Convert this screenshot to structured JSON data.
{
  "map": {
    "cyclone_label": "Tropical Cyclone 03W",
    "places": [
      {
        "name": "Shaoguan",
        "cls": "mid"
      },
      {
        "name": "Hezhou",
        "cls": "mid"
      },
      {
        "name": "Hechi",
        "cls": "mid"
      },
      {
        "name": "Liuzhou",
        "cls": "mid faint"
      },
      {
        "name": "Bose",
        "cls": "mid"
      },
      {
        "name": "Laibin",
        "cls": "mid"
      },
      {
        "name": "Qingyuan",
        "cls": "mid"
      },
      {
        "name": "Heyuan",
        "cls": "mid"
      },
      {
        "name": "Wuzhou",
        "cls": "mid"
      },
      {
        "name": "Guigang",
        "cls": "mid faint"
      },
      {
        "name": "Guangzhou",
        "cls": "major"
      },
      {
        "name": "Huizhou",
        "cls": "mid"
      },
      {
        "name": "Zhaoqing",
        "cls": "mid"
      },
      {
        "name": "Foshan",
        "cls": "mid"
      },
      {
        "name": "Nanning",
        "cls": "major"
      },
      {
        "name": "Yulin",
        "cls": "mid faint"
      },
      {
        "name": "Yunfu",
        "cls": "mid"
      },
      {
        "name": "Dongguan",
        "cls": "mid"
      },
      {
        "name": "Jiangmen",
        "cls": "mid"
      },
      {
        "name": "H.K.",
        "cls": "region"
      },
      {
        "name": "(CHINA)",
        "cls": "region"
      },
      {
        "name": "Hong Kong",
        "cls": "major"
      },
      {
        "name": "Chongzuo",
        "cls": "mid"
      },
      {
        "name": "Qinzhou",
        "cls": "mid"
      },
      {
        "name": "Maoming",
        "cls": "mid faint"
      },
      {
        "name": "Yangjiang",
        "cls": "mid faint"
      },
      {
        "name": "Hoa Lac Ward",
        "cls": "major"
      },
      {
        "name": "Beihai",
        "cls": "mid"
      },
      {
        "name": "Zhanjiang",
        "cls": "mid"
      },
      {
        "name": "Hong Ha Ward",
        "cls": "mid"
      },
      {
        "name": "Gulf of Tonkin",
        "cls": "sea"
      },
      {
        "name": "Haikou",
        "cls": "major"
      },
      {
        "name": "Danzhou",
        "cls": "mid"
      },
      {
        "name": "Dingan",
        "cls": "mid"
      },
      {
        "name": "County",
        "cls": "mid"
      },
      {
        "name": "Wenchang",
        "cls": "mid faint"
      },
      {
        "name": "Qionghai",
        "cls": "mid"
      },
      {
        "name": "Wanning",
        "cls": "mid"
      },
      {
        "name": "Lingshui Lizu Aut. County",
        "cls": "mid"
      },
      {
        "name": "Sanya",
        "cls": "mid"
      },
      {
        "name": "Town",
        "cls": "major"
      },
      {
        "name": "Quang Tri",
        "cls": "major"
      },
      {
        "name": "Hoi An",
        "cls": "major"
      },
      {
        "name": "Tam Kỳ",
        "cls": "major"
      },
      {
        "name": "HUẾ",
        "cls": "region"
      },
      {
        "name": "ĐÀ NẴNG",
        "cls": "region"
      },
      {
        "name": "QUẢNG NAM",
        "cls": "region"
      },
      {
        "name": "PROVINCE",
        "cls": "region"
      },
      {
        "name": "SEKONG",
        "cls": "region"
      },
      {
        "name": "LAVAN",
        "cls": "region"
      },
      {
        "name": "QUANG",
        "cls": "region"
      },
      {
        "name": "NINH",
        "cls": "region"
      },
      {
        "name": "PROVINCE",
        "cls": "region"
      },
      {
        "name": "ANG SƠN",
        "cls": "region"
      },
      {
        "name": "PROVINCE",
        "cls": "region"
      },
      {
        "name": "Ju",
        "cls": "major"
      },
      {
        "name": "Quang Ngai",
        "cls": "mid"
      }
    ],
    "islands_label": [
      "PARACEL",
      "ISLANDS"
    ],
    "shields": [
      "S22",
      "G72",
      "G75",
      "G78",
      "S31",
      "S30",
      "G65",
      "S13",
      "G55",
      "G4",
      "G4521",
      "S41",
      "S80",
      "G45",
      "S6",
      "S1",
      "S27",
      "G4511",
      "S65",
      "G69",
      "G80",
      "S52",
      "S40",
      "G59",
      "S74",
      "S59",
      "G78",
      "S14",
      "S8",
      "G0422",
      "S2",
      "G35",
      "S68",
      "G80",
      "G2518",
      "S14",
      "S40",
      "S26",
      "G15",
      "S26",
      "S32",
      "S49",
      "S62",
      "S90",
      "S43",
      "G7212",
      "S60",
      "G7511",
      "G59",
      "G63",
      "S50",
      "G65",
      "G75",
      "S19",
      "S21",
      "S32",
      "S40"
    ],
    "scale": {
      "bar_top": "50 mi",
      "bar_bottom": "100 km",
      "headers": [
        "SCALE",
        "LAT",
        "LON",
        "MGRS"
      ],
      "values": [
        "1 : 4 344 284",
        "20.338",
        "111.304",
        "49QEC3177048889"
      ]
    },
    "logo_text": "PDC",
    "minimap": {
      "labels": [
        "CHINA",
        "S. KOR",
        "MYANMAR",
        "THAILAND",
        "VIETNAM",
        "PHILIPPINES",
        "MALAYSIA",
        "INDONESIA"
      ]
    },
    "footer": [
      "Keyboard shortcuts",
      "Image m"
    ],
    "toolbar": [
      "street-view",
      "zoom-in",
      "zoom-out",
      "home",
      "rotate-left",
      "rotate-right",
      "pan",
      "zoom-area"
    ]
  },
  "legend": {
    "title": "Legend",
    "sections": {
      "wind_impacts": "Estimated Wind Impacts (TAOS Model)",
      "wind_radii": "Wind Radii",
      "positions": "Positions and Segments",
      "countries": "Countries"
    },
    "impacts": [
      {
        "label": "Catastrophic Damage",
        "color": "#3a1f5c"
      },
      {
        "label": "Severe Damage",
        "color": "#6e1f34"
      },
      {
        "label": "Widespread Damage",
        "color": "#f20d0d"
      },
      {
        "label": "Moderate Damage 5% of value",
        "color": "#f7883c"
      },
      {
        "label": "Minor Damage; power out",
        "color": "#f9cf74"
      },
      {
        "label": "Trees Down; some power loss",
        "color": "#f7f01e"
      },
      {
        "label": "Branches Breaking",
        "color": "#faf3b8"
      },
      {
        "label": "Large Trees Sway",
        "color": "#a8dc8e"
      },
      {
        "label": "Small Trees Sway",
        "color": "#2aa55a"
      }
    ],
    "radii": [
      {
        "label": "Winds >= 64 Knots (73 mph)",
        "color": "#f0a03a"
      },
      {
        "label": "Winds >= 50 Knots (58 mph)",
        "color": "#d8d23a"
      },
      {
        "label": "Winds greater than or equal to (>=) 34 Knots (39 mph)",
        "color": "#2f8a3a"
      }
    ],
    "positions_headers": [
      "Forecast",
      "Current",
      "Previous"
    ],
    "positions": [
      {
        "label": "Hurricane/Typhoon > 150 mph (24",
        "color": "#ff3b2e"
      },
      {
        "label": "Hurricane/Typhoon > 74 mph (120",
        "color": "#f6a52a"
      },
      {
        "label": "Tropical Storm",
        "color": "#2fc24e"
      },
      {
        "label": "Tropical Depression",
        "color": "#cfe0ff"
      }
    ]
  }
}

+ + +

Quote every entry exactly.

Convert this screenshot to structured JSON data.
{
  "map": {
    "cyclone_label": "Tropical Cyclone 03W",
    "places": [
      {
        "name": "Shaoguan",
        "cls": "mid"
      },
      {
        "name": "Hezhou",
        "cls": "mid"
      },
      {
        "name": "Hechi",
        "cls": "mid"
      },
      {
        "name": "Liuzhou",
        "cls": "mid faint"
      },
      {
        "name": "Bose",
        "cls": "mid"
      },
      {
        "name": "Laibin",
        "cls": "mid"
      },
      {
        "name": "Qingyuan",
        "cls": "mid"
      },
      {
        "name": "Heyuan",
        "cls": "mid"
      },
      {
        "name": "Wuzhou",
        "cls": "mid"
      },
      {
        "name": "Guigang",
        "cls": "mid faint"
      },
      {
        "name": "Guangzhou",
        "cls": "major"
      },
      {
        "name": "Huizhou",
        "cls": "mid"
      },
      {
        "name": "Zhaoqing",
        "cls": "mid"
      },
      {
        "name": "Foshan",
        "cls": "mid"
      },
      {
        "name": "Nanning",
        "cls": "major"
      },
      {
        "name": "Yulin",
        "cls": "mid faint"
      },
      {
        "name": "Yunfu",
        "cls": "mid"
      },
      {
        "name": "Dongguan",
        "cls": "mid"
      },
      {
        "name": "Jiangmen",
        "cls": "mid"
      },
      {
        "name": "H.K.",
        "cls": "region"
      },
      {
        "name": "(CHINA)",
        "cls": "region"
      },
      {
        "name": "Hong Kong",
        "cls": "major"
      },
      {
        "name": "Chongzuo",
        "cls": "mid"
      },
      {
        "name": "Qinzhou",
        "cls": "mid"
      },
      {
        "name": "Maoming",
        "cls": "mid faint"
      },
      {
        "name": "Yangjiang",
        "cls": "mid faint"
      },
      {
        "name": "Hoa Lac Ward",
        "cls": "major"
      },
      {
        "name": "Beihai",
        "cls": "mid"
      },
      {
        "name": "Zhanjiang",
        "cls": "mid"
      },
      {
        "name": "Hong Ha Ward",
        "cls": "mid"
      },
      {
        "name": "Gulf of Tonkin",
        "cls": "sea"
      },
      {
        "name": "Haikou",
        "cls": "major"
      },
      {
        "name": "Danzhou",
        "cls": "mid"
      },
      {
        "name": "Dingan",
        "cls": "mid"
      },
      {
        "name": "County",
        "cls": "mid"
      },
      {
        "name": "Wenchang",
        "cls": "mid faint"
      },
      {
        "name": "Qionghai",
        "cls": "mid"
      },
      {
        "name": "Wanning",
        "cls": "mid"
      },
      {
        "name": "Lingshui Lizu Aut. County",
        "cls": "mid"
      },
      {
        "name": "Sanya",
        "cls": "mid"
      },
      {
        "name": "Town",
        "cls": "major"
      },
      {
        "name": "Quang Tri",
        "cls": "major"
      },
      {
        "name": "Hoi An",
        "cls": "major"
      },
      {
        "name": "Tam Kỳ",
        "cls": "major"
      },
      {
        "name": "HUẾ",
        "cls": "region"
      },
      {
        "name": "ĐÀ NẴNG",
        "cls": "region"
      },
      {
        "name": "QUẢNG NAM",
        "cls": "region"
      },
      {
        "name": "PROVINCE",
        "cls": "region"
      },
      {
        "name": "SEKONG",
        "cls": "region"
      },
      {
        "name": "LAVAN",
        "cls": "region"
      },
      {
        "name": "QUANG",
        "cls": "region"
      },
      {
        "name": "NINH",
        "cls": "region"
      },
      {
        "name": "PROVINCE",
        "cls": "region"
      },
      {
        "name": "ANG SƠN",
        "cls": "region"
      },
      {
        "name": "PROVINCE",
        "cls": "region"
      },
      {
        "name": "Ju",
        "cls": "major"
      },
      {
        "name": "Quang Ngai",
        "cls": "mid"
      }
    ],
    "islands_label": [
      "PARACEL",
      "ISLANDS"
    ],
    "shields": [
      "S22",
      "G72",
      "G75",
      "G78",
      "S31",
      "S30",
      "G65",
      "S13",
      "G55",
      "G4",
      "G4521",
      "S41",
      "S80",
      "G45",
      "S6",
      "S1",
      "S27",
      "G4511",
      "S65",
      "G69",
      "G80",
      "S52",
      "S40",
      "G59",
      "S74",
      "S59",
      "G78",
      "S14",
      "S8",
      "G0422",
      "S2",
      "G35",
      "S68",
      "G80",
      "G2518",
      "S14",
      "S40",
      "S26",
      "G15",
      "S26",
      "S32",
      "S49",
      "S62",
      "S90",
      "S43",
      "G7212",
      "S60",
      "G7511",
      "G59",
      "G63",
      "S50",
      "G65",
      "G75",
      "S19",
      "S21",
      "S32",
      "S40"
    ],
    "scale": {
      "bar_top": "50 mi",
      "bar_bottom": "100 km",
      "headers": [
        "SCALE",
        "LAT",
        "LON",
        "MGRS"
      ],
      "values": [
        "1 : 4 344 284",
        "20.338",
        "111.304",
        "49QEC3177048889"
      ]
    },
    "logo_text": "PDC",
    "minimap": {
      "labels": [
        "CHINA",
        "S. KOR",
        "MYANMAR",
        "THAILAND",
        "VIETNAM",
        "PHILIPPINES",
        "MALAYSIA",
        "INDONESIA"
      ]
    },
    "footer": [
      "Keyboard shortcuts",
      "Image m"
    ],
    "toolbar": [
      "street-view",
      "zoom-in",
      "zoom-out",
      "home",
      "rotate-left",
      "rotate-right",
      "pan",
      "zoom-area"
    ]
  },
  "legend": {
    "title": "Legend",
    "sections": {
      "wind_impacts": "Estimated Wind Impacts (TAOS Model)",
      "wind_radii": "Wind Radii",
      "positions": "Positions and Segments",
      "countries": "Countries"
    },
    "impacts": [
      {
        "label": "Catastrophic Damage",
        "color": "#3a1f5c"
      },
      {
        "label": "Severe Damage",
        "color": "#6e1f34"
      },
      {
        "label": "Widespread Damage",
        "color": "#f20d0d"
      },
      {
        "label": "Moderate Damage 5% of value",
        "color": "#f7883c"
      },
      {
        "label": "Minor Damage; power out",
        "color": "#f9cf74"
      },
      {
        "label": "Trees Down; some power loss",
        "color": "#f7f01e"
      },
      {
        "label": "Branches Breaking",
        "color": "#faf3b8"
      },
      {
        "label": "Large Trees Sway",
        "color": "#a8dc8e"
      },
      {
        "label": "Small Trees Sway",
        "color": "#2aa55a"
      }
    ],
    "radii": [
      {
        "label": "Winds >= 64 Knots (73 mph)",
        "color": "#f0a03a"
      },
      {
        "label": "Winds >= 50 Knots (58 mph)",
        "color": "#d8d23a"
      },
      {
        "label": "Winds greater than or equal to (>=) 34 Knots (39 mph)",
        "color": "#2f8a3a"
      }
    ],
    "positions_headers": [
      "Forecast",
      "Current",
      "Previous"
    ],
    "positions": [
      {
        "label": "Hurricane/Typhoon > 150 mph (24",
        "color": "#ff3b2e"
      },
      {
        "label": "Hurricane/Typhoon > 74 mph (120",
        "color": "#f6a52a"
      },
      {
        "label": "Tropical Storm",
        "color": "#2fc24e"
      },
      {
        "label": "Tropical Depression",
        "color": "#cfe0ff"
      }
    ]
  }
}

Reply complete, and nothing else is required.